The Geffrye Museum
Shoreditch’s Geffrye Museum focuses on design and decor through the ages and it’s a total delight. You walk through living rooms and kitchens of every era from the 17th Century to the late 90s: a personal fave was the 1965 room which I would have gladly swapped for my grotty 2016 one. It’s a nice place to go when you feel like escaping the grim squalor of your own flat and exploring the beautifully curated, period featured flat of an imaginary, old-timey rich person. It also has beautiful gardens and is situated a stone’s throw from tons of trendy bars and restaurants, in case you need an antidote to the nerdiness of the museum itself. Not something I required though, because I reckon museums are cool.
Sir John Soane’s Museum
This is probably my favourite museum in London. Stepping through the doors of this unnassuming townhouse is like visiting an incredibly eccentric and rich uncle, but in a really, really good way. Sir John Soane was the maverick 19th Century architect who designed the Bank of England AND Dulwich Picture Gallery, which is next on this list. He collected some mad old things throughout his lifetime which he displayed here without labels or categories, basically leaving the visitor to make their own minds up. In 1833 he negotiated an Act of Parliament: to preserve his house and collection, exactly as it would be at the time of his death and to keep it freely open to the public. This makes the museum kind of creepy but totally brilliant; it feels as though you’ve broken into someone’s house and accidentally walked into a time warp. It truly is a thrill ride.
Dulwich Picture Gallery
It may not look like much, but the Dulwich Picture Gallery is the oldest public art gallery in England. The building is supposed to have been designed to engender ‘maximum illumination’, according to John Soane (the nutjob who preserved his house by an act of parliament). It’s quite similar to The Wallace Collection in size and layout, with every wall positively groaning with paintings, and the very famous ones scattered among the duds (although we ofc concedes that all art is valid). They’ve got an interesting exhibition on at the moment, concerning the provenance of certain paintings, focusing in particular on one in their collection whose status as a Rembrandt is repeatedly called into question by arty busybodies. If you’re a student then entry is free so I recommend visiting before you graduate, or just pretending to look for a non-existent student card until the staff pity you and let you in for free* 😥
Adult Entry – £8
The Courtauld Gallery
Unfortunately, that trick won’t fly with the incredibly vigilant and hard-working staff at The Courtauld, who are real salt of the earth types. But yeh, this is the gallery I work at and it’s pretty fab. The collection is small but select, there’s no fodder here.
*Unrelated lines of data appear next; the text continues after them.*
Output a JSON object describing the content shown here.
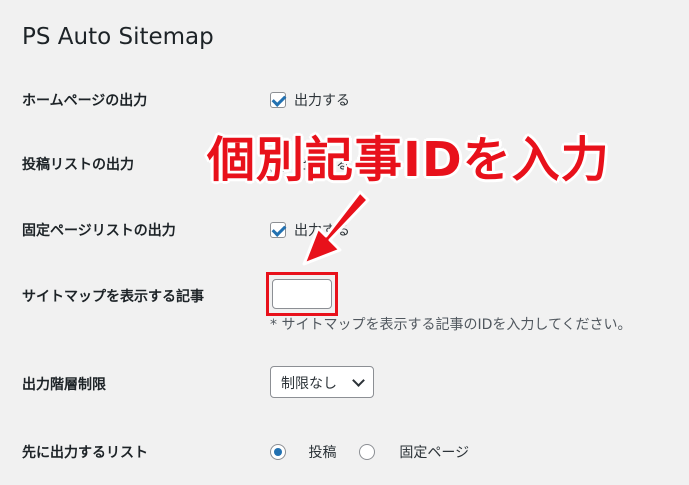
{
  "page": {
    "title": "PS Auto Sitemap"
  },
  "settings": {
    "home_output": {
      "label": "ホームページの出力",
      "checkbox_label": "出力する",
      "checked": true
    },
    "post_list_output": {
      "label": "投稿リストの出力",
      "checkbox_label": "出力する",
      "checked": false
    },
    "page_list_output": {
      "label": "固定ページリストの出力",
      "checkbox_label": "出力する",
      "checked": true
    },
    "sitemap_article": {
      "label": "サイトマップを表示する記事",
      "value": "",
      "description": "* サイトマップを表示する記事のIDを入力してください。"
    },
    "depth_limit": {
      "label": "出力階層制限",
      "selected": "制限なし"
    },
    "first_list": {
      "label": "先に出力するリスト",
      "options": [
        "投稿",
        "固定ページ"
      ],
      "selected": "投稿"
    }
  },
  "annotation": {
    "text": "個別記事IDを入力",
    "color": "#e8111b"
  },
  "colors": {
    "accent": "#2271b1",
    "background": "#f1f1f1",
    "annotation": "#e8111b"
  }
}
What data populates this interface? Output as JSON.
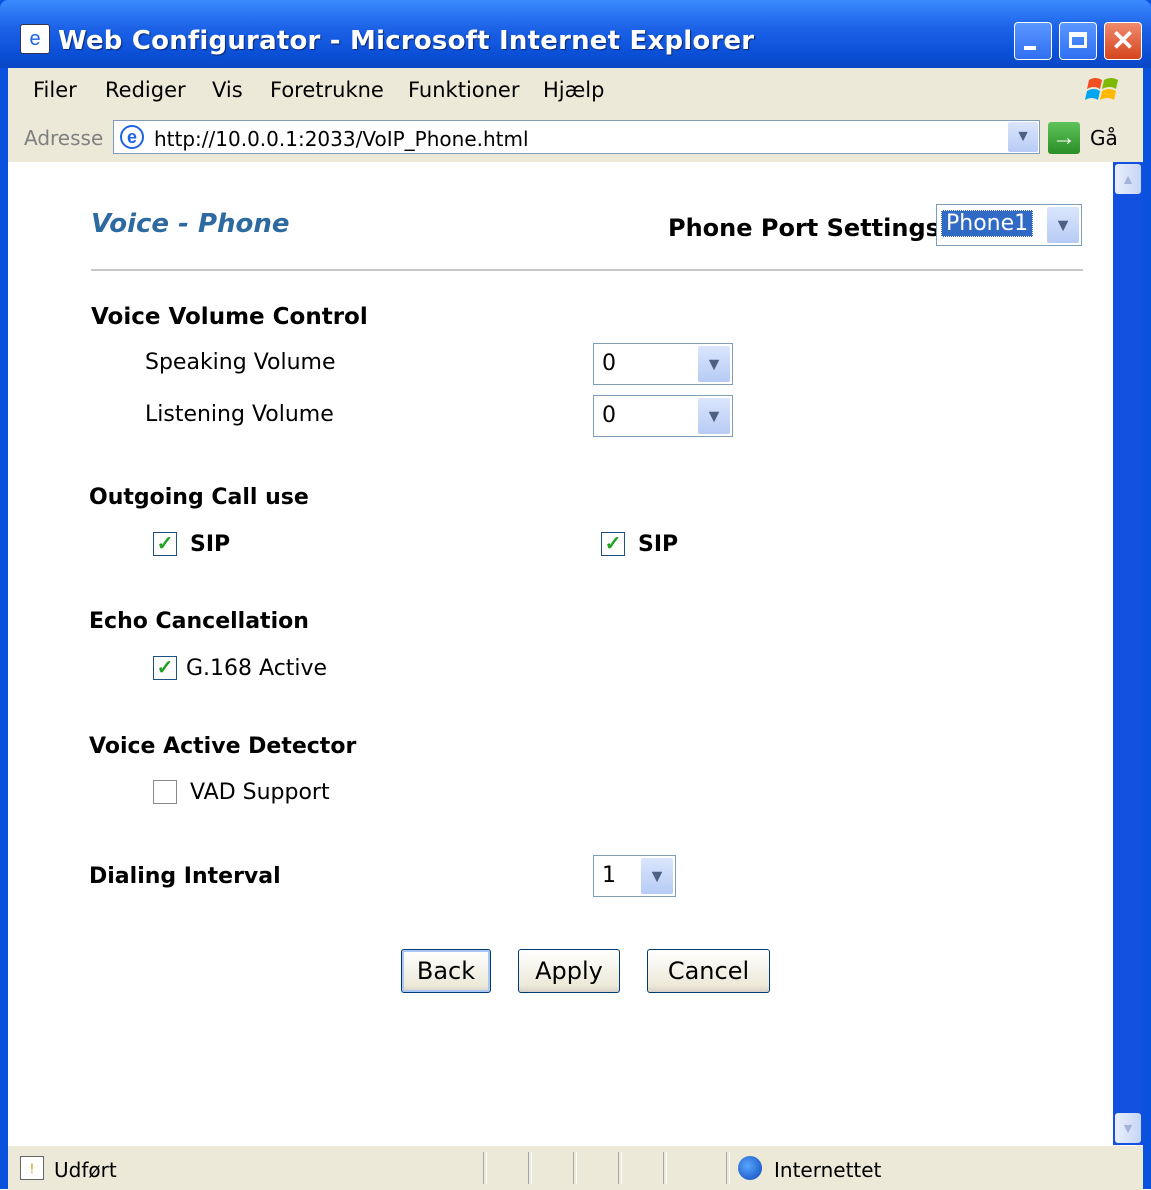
{
  "window": {
    "title": "Web Configurator - Microsoft Internet Explorer",
    "close_glyph": "✕"
  },
  "menubar": {
    "items": [
      "Filer",
      "Rediger",
      "Vis",
      "Foretrukne",
      "Funktioner",
      "Hjælp"
    ]
  },
  "addressbar": {
    "label": "Adresse",
    "url": "http://10.0.0.1:2033/VoIP_Phone.html",
    "go_label": "Gå"
  },
  "page": {
    "title": "Voice - Phone",
    "port_settings_label": "Phone Port Settings:",
    "port_selected": "Phone1",
    "volume": {
      "heading": "Voice Volume Control",
      "speaking_label": "Speaking Volume",
      "speaking_value": "0",
      "listening_label": "Listening Volume",
      "listening_value": "0"
    },
    "outgoing": {
      "heading": "Outgoing Call use",
      "options": [
        {
          "label": "SIP",
          "checked": true
        },
        {
          "label": "SIP",
          "checked": true
        }
      ]
    },
    "echo": {
      "heading": "Echo Cancellation",
      "label": "G.168 Active",
      "checked": true
    },
    "vad": {
      "heading": "Voice Active Detector",
      "label": "VAD Support",
      "checked": false
    },
    "dialing": {
      "heading": "Dialing Interval",
      "value": "1"
    },
    "buttons": {
      "back": "Back",
      "apply": "Apply",
      "cancel": "Cancel"
    }
  },
  "statusbar": {
    "status": "Udført",
    "zone": "Internettet"
  },
  "colors": {
    "title_blue": "#2d6a9f",
    "xp_blue": "#0a52dd",
    "check_green": "#21a121"
  }
}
It’s impressionist and post-impressionist work, which I’m not overly fond of myself (too many flowers and pretty ladies for me) but it’s a really lovely gallery and there’s some v jazzy pieces on the top floor. We’ve even got a Kandinsky, although it’s actually a landscape so not the recognisable Kandinsky of squiggles and shapes 😦 The current exhibition is on Rodin and Dance: The Essence of Movement and I’ll probably be reviewing it on The Arty Bum at some point in the near future so no spoilers there I’m afraid.
Adult Entry – £8.50
*The Arty Bum does not condone this behaviour in any way and actually massively judges you for even considering it